  • January 1995: The 10th Circuit Court of Appeals overturned Judge Rogers' decision stating in part: "We realize that this decision places us squarely in conflict with several other circuits, a posture we do not adopt lightly. We also agree with the Seventh and Eighth Circuits that this is an area in which Supreme Court guidance is particularly needed." The County Commissioners appealed to the U.S. Supreme Court which granted their request for a writ of certiorari. (Out of nearly 8,000 cases seeking review during that term, the Supreme Court granted approximately 80.)
  • June 28, 1996: The U.S. Supreme Court ruled 7-2 in Umbehr's favor, setting a national precedent that private contractors have the same First Amendment rights as government employees (Justices Scalia and Thomas dissenting). Justice Sandra Day O'Connor wrote in the decision: "Either type of relationship provides a valuable financial benefit, the threat of the loss of which in retaliation for speech may chill speech on matters of public concern by those who, because of their dealings with the government, ‘are often in the best position to know what ails the agencies for which they work,’ Waters v. Churchill. . . . "
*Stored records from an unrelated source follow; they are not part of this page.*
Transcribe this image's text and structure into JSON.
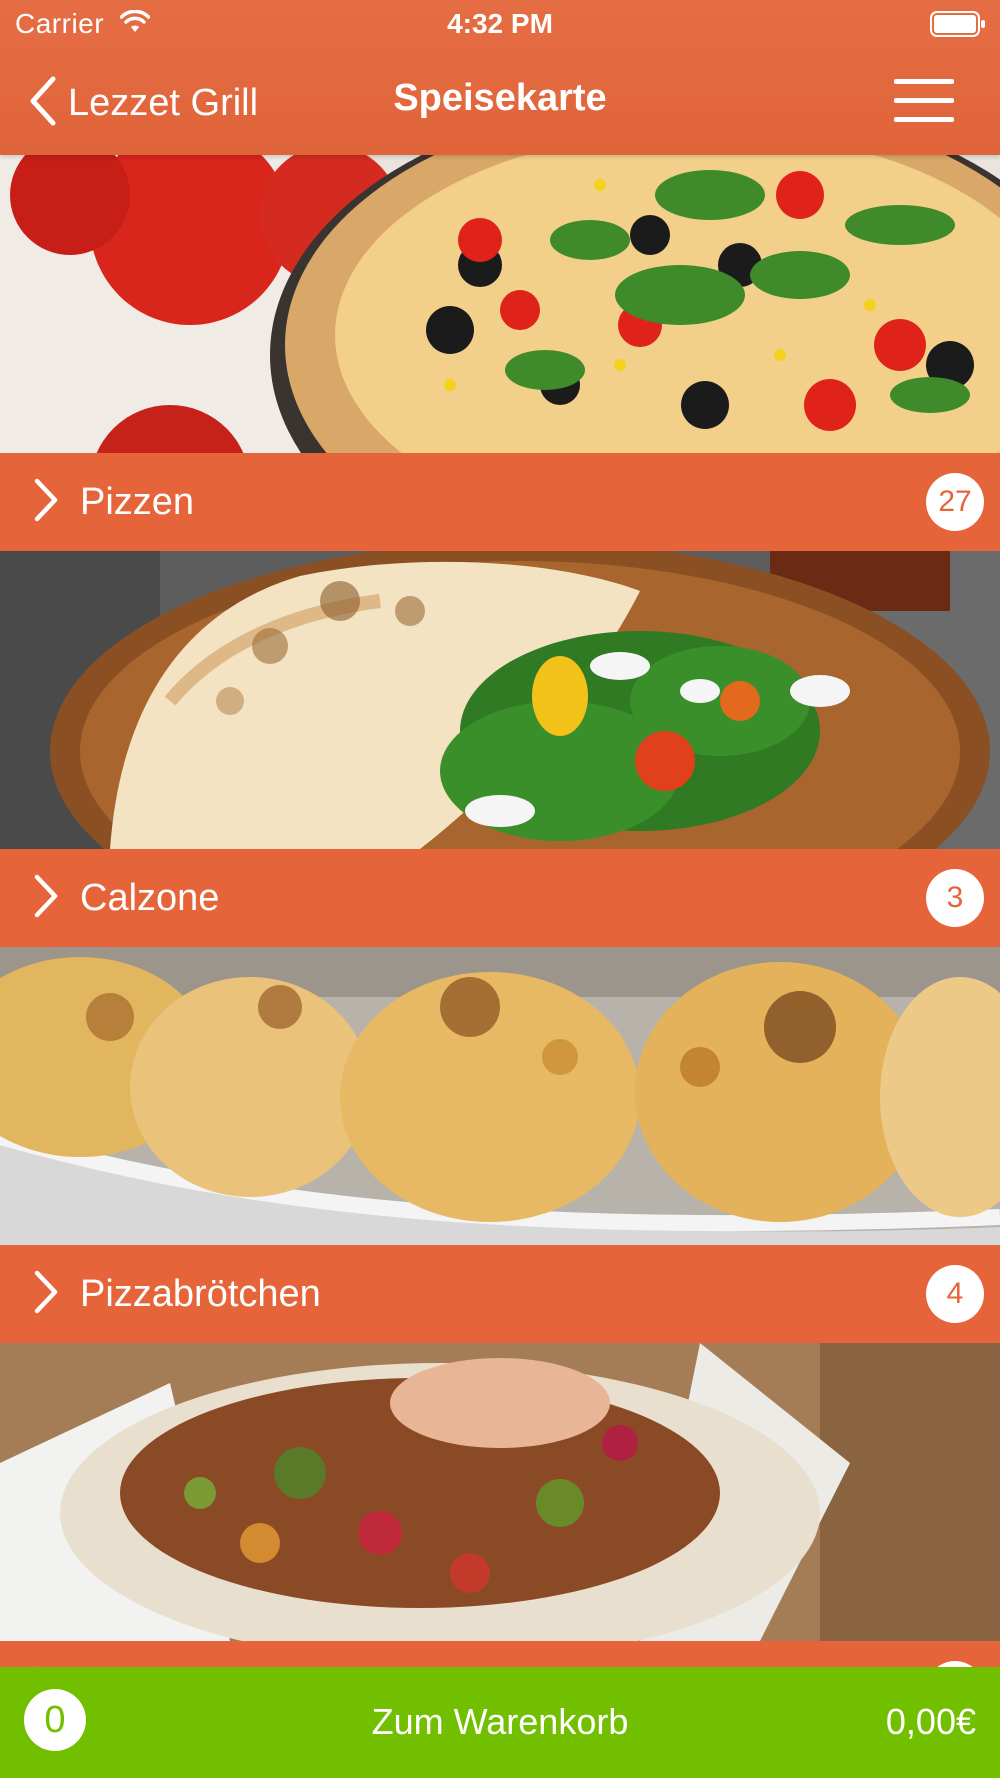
{
  "status_bar": {
    "carrier": "Carrier",
    "time": "4:32 PM"
  },
  "nav": {
    "back_label": "Lezzet Grill",
    "title": "Speisekarte"
  },
  "categories": [
    {
      "label": "Pizzen",
      "count": "27",
      "image": "pizza-photo"
    },
    {
      "label": "Calzone",
      "count": "3",
      "image": "calzone-photo"
    },
    {
      "label": "Pizzabrötchen",
      "count": "4",
      "image": "pizza-rolls-photo"
    },
    {
      "label": "",
      "count": "",
      "image": "kebab-photo"
    }
  ],
  "cart": {
    "count": "0",
    "label": "Zum Warenkorb",
    "total": "0,00€"
  },
  "colors": {
    "header": "#e5643a",
    "category_bar": "#e5643a",
    "cart_bar": "#72bf00"
  }
}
In 1999, Keen sold his trash business to return to college, graduating from Kansas State University in 2001 with honors before enrolling at Washburn University School of Law in Topeka, Kansas.  Keen graduated from law school in 2005, passed the bar exam that summer, and has been in private practice since that time. (

Keen A. Umbehr in 1st law office on the day he was sworn in, September 30, 2005

Keen and Eileen Umbehr (photo by Eileen's sister, Patricia Van Kirk)

Keen and Eileen met at the age of 15 when they were both attending Singapore American School. They were married in North Oaks, Minnesota, on June 10, 1978, and have have four sons: Jared, Josh, Keen II and Kirk Van and three daughters-in-law: Lisa, Tiffany and Amanda. They also have 8 gradchildren including three granddaughters: Emma, Katelyn, and Paige and 5 grandsons: Asher, Gabe, Cole, Weston and, the newest member of the Umbehr family, Keen A. Umbehr III, born on February 28, 2014.
          "Not to us, O Lord, not to us, but to Your Name be the glory, because of Your love and faithfulness." ~ Psalm 115:1

Available at:

Keen and Eileen Umbehr |  PO Box 482 | Alma, Kansas 66401 | Phone: 785.765.3436 |  

Special thanks to my manuscript editor, Barbara Lerma, for the countless hours she spent 
proofreading and editing my manuscript. I will be forever grateful for her faith in my project and continual encouragement.